* _AIM OF THE TASK_
Write the data below out again, with each line matching the original.
### DATA UNDER STUDY ###
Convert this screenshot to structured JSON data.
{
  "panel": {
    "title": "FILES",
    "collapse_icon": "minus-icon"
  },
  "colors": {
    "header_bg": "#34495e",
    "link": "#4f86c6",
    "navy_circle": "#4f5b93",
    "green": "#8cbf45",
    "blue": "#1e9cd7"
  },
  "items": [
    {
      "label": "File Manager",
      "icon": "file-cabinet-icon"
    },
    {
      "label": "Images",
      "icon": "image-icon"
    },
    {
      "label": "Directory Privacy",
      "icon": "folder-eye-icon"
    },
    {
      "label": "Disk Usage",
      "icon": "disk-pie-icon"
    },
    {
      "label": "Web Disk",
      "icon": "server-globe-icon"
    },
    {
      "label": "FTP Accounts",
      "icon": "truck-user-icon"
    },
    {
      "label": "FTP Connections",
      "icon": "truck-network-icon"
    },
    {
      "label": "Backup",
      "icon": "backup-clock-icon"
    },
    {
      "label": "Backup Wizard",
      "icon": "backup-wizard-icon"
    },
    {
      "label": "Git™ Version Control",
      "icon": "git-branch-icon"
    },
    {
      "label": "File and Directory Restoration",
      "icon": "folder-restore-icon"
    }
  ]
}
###
* _TASK ANSWER_
Convert this screenshot to structured JSON data.
{
  "panel": {
    "title": "FILES",
    "collapse_icon": "minus-icon"
  },
  "colors": {
    "header_bg": "#34495e",
    "link": "#4f86c6",
    "navy_circle": "#4f5b93",
    "green": "#8cbf45",
    "blue": "#1e9cd7"
  },
  "items": [
    {
      "label": "File Manager",
      "icon": "file-cabinet-icon"
    },
    {
      "label": "Images",
      "icon": "image-icon"
    },
    {
      "label": "Directory Privacy",
      "icon": "folder-eye-icon"
    },
    {
      "label": "Disk Usage",
      "icon": "disk-pie-icon"
    },
    {
      "label": "Web Disk",
      "icon": "server-globe-icon"
    },
    {
      "label": "FTP Accounts",
      "icon": "truck-user-icon"
    },
    {
      "label": "FTP Connections",
      "icon": "truck-network-icon"
    },
    {
      "label": "Backup",
      "icon": "backup-clock-icon"
    },
    {
      "label": "Backup Wizard",
      "icon": "backup-wizard-icon"
    },
    {
      "label": "Git™ Version Control",
      "icon": "git-branch-icon"
    },
    {
      "label": "File and Directory Restoration",
      "icon": "folder-restore-icon"
    }
  ]
}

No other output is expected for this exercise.